The findings of the study suggest that remission could save the health service money if remission programmes were to become available.
Researchers found that the remission plan would cost the NHS around £1,067 per patient in its first year – or £2,564 for each person who successfully goes into remission.
The team compared the treatment costs of the two groups in DiRECT, split by those on the weight loss programme, and those who get the NHS care that is currently available.
Considering factors, like the cost of healthcare professional training and providing the low-calorie formula diet, they found that the 12-month programme would cost £1,067 for each patient.
By the end of the first 12 months of the DiRECT study, 46% of those taking part were in remission. Using this figure, the team estimated that each case of successful remission would cost the NHS £2,564.
Looking at the long term
The DiRECT trial is led by Professors Mike Lean at University of Glasgow and Roy Taylor at Newcastle University (pictured above)
Professor Andrew Briggs, Health Economist at the University of Glasgow, explains:
“This intervention is relatively inexpensive when compared to managing type 2 diabetes, and we anticipate that there will be cost-savings further down the line. If people can stay in remission, and therefore reduce their chances of developing diabetes complications, the cost savings to the NHS could be substantial.
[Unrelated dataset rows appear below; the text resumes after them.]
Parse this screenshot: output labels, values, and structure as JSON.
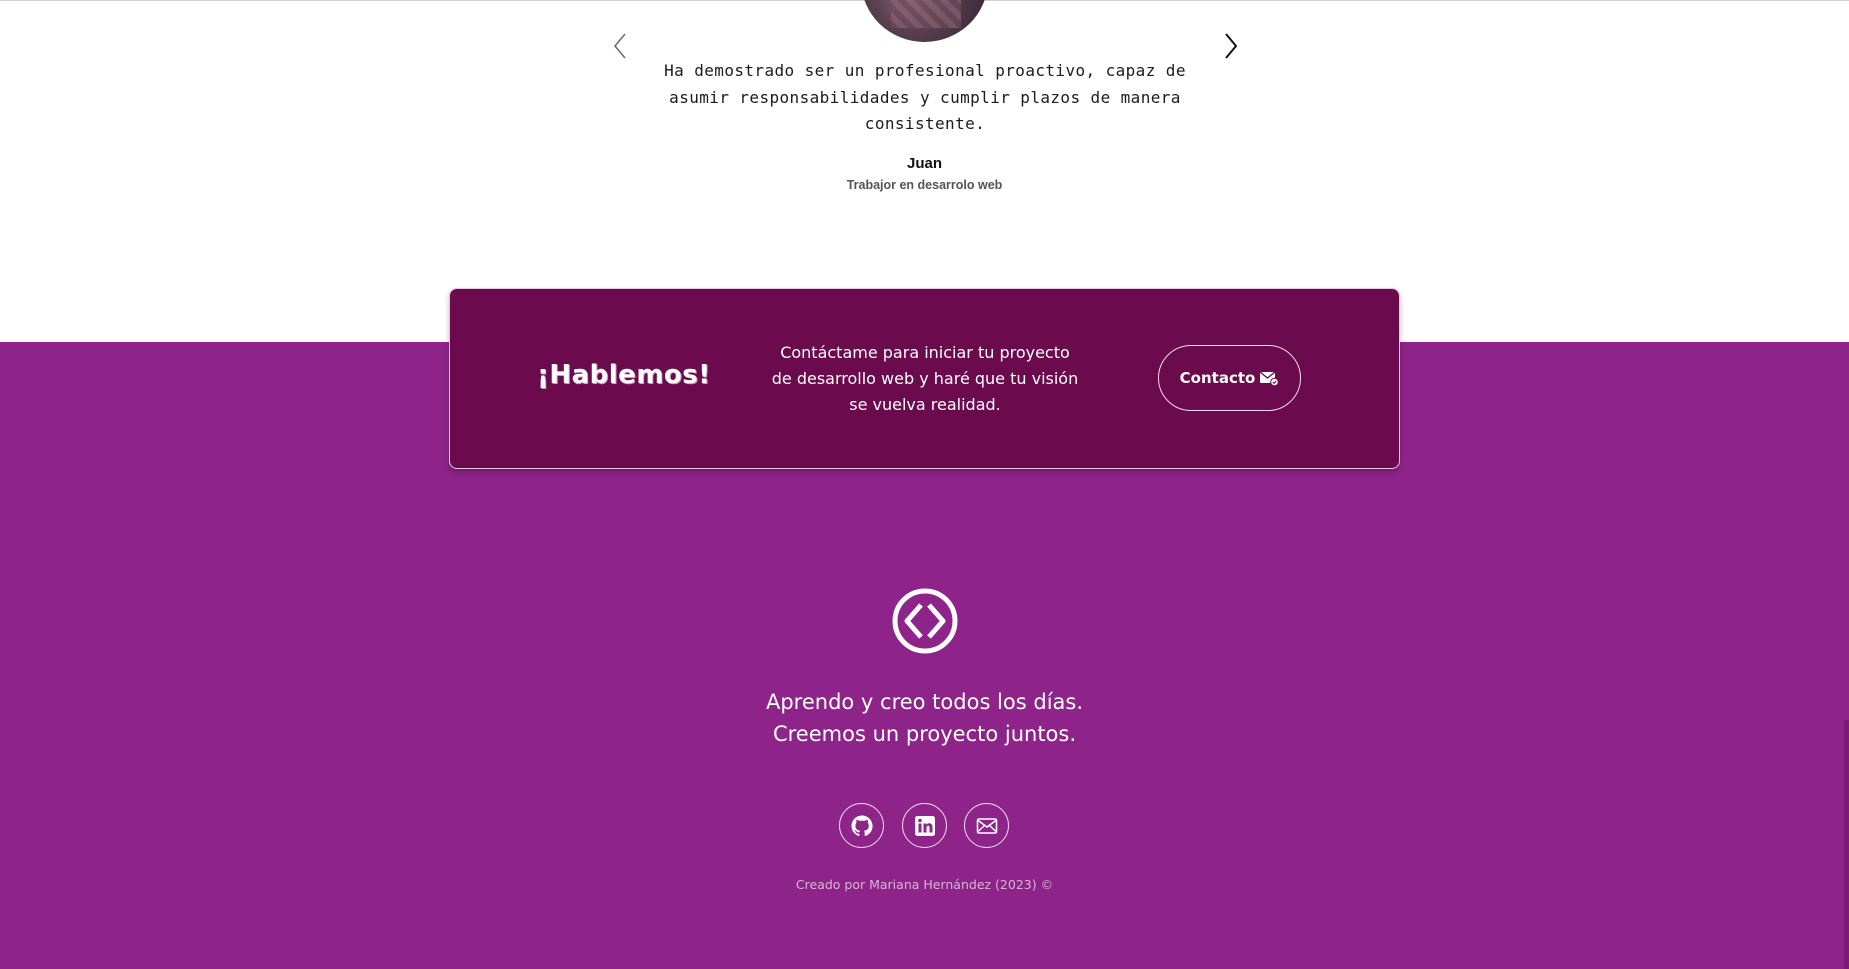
{
  "testimonial": {
    "quote": "Ha demostrado ser un profesional proactivo, capaz de asumir responsabilidades y cumplir plazos de manera consistente.",
    "author": "Juan",
    "role": "Trabajor en desarrolo web",
    "prev_icon": "chevron-left-icon",
    "next_icon": "chevron-right-icon"
  },
  "cta": {
    "title": "¡Hablemos!",
    "text": "Contáctame para iniciar tu proyecto de desarrollo web y haré que tu visión se vuelva realidad.",
    "button_label": "Contacto",
    "button_icon": "envelope-icon"
  },
  "footer": {
    "logo_icon": "code-icon",
    "tagline_line1": "Aprendo y creo todos los días.",
    "tagline_line2": "Creemos un proyecto juntos.",
    "social": [
      {
        "icon": "github-icon"
      },
      {
        "icon": "linkedin-icon"
      },
      {
        "icon": "email-icon"
      }
    ],
    "credits": "Creado por Mariana Hernández (2023) ©"
  },
  "colors": {
    "footer_bg": "#8e248a",
    "cta_bg": "#6b0b4e",
    "text_light": "#ffffff"
  }
}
“We can’t know this for certain yet. Which is why the long-term follow-up of the participants – alongside those accessing any NHS remission pilots in the near future – is very important. However, these findings are encouraging, and – in our view – begin to make the case for shifting resources to offer remission-based models of care for people with type 2 diabetes in the future.”
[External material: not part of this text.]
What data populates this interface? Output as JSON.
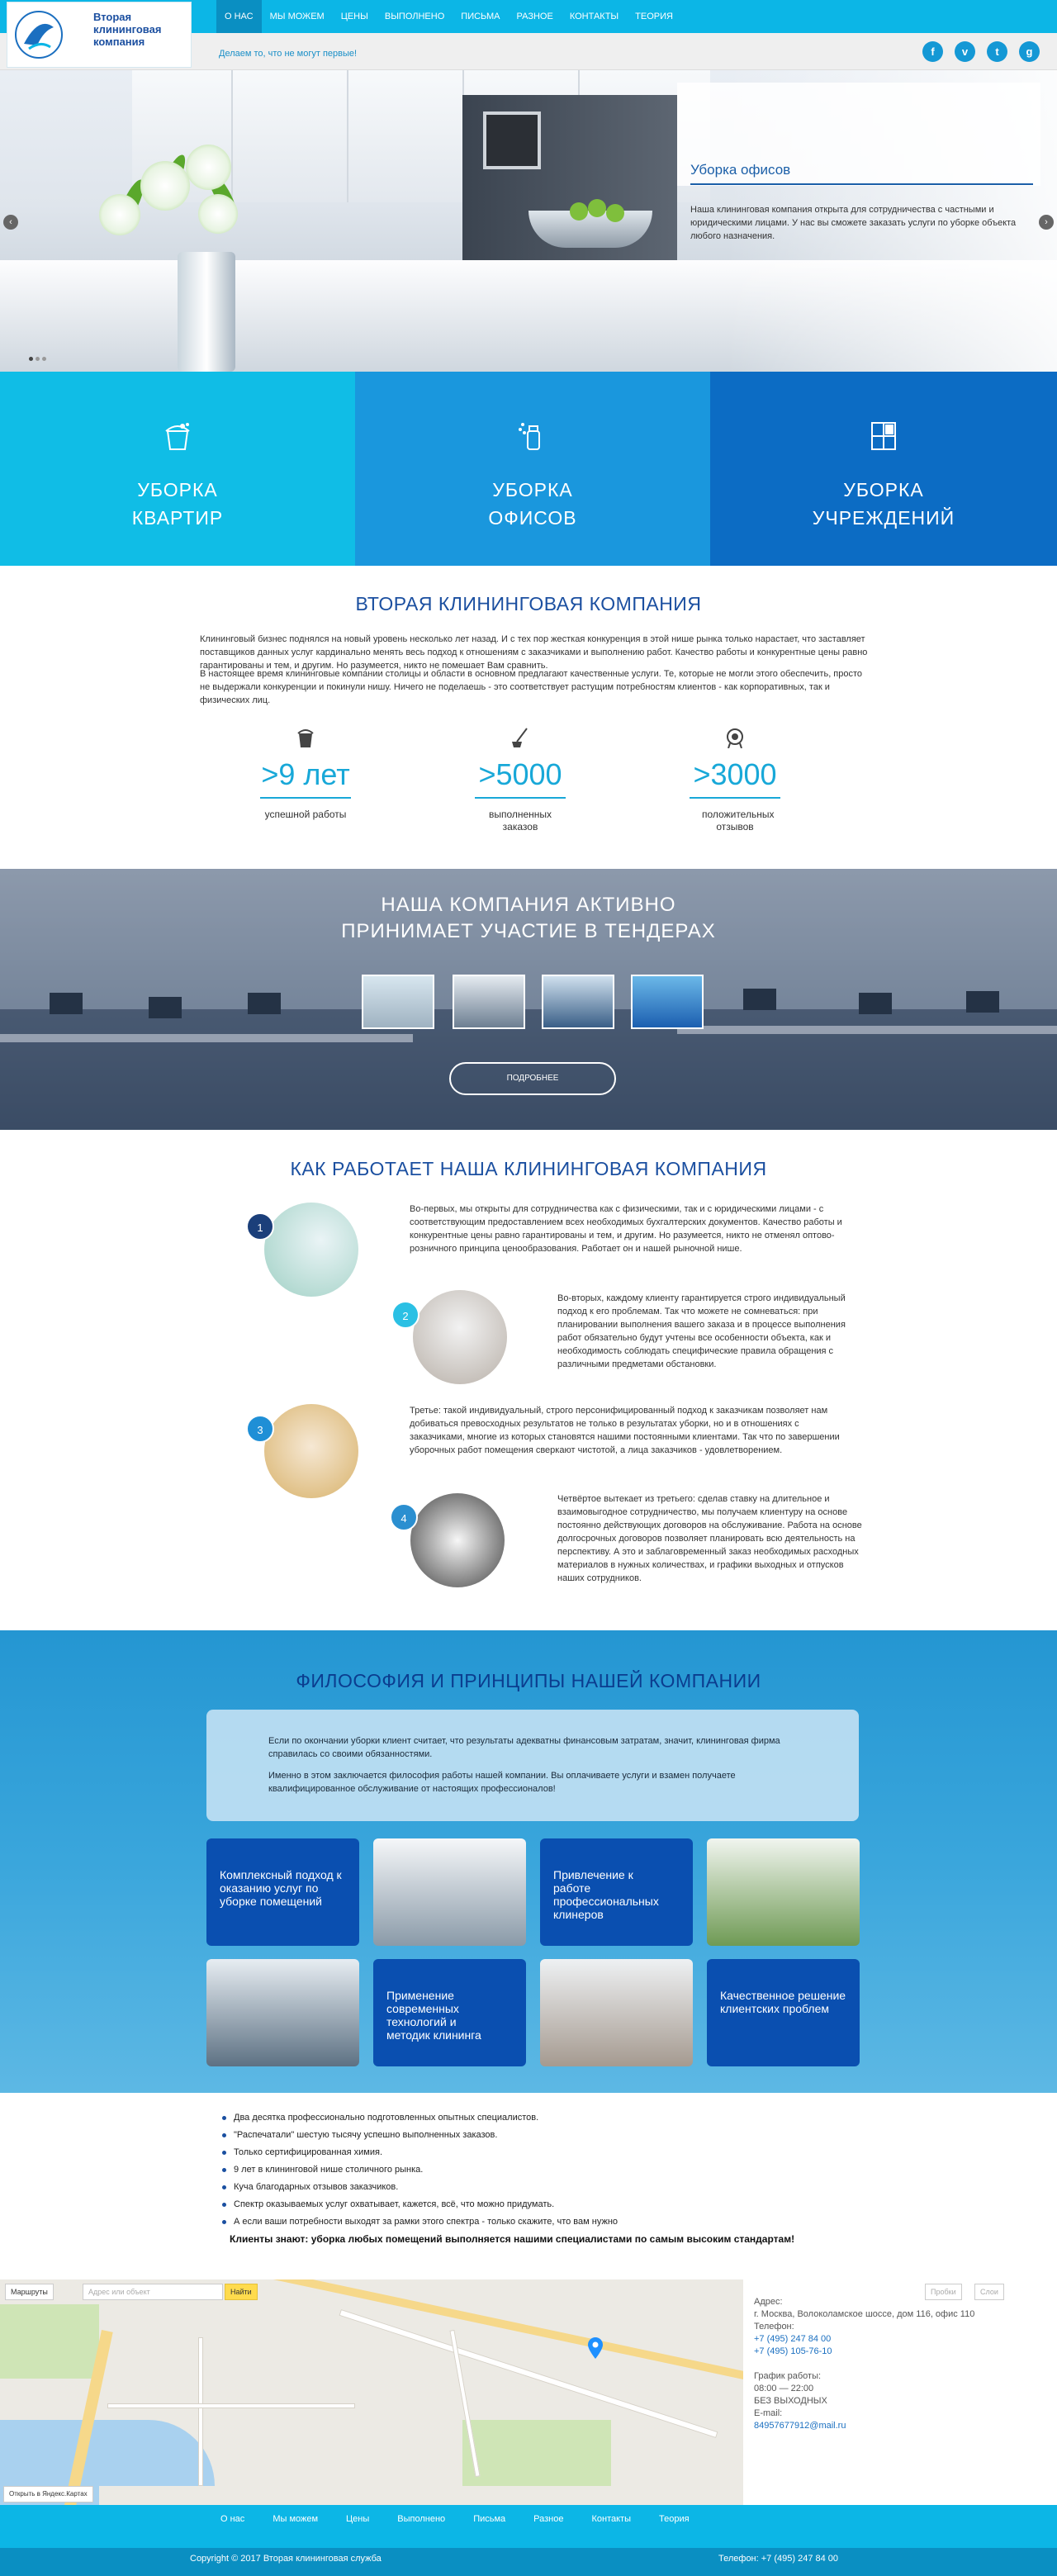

Given the huge international interest in the first-year results of DiRECT, our team wanted to understand the cost impact of a remission programme to the NHS if they were to make it part of their standard care.
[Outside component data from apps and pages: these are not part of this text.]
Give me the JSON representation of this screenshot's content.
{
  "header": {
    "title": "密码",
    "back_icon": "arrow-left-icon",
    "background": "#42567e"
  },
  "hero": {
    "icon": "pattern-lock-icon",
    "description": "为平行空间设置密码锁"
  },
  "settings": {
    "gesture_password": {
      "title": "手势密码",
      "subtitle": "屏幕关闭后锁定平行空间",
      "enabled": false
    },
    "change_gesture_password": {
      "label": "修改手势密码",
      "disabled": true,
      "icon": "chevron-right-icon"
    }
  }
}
Remission pilots for the NHS
The Scottish government's A Healthier Future plan has promised £42 million to the prevention, early detection and early intervention of type 2 diabetes. NHS Boards around Scotland will be able use this funding to deliver programmes to prevent type 2 diabetes and to put it into remission.
NHS England also recently committed to piloting a remission programme for 5,000 people with type 2 diabetes in 2019, which we welcomed.
To date, we have committed £2.8 million to DiRECT.
Dr Elizabeth Robertson is Director of Research at Diabetes UK. She said:
“If people can remain in remission, and therefore reduce their risk of developing serious diabetes-related complications in the future, the cost savings to the NHS could be significant.
"Costs aside, remission from type 2 – and the possibility of living free of the condition – has to be the preferred option for people and clinicians alike.”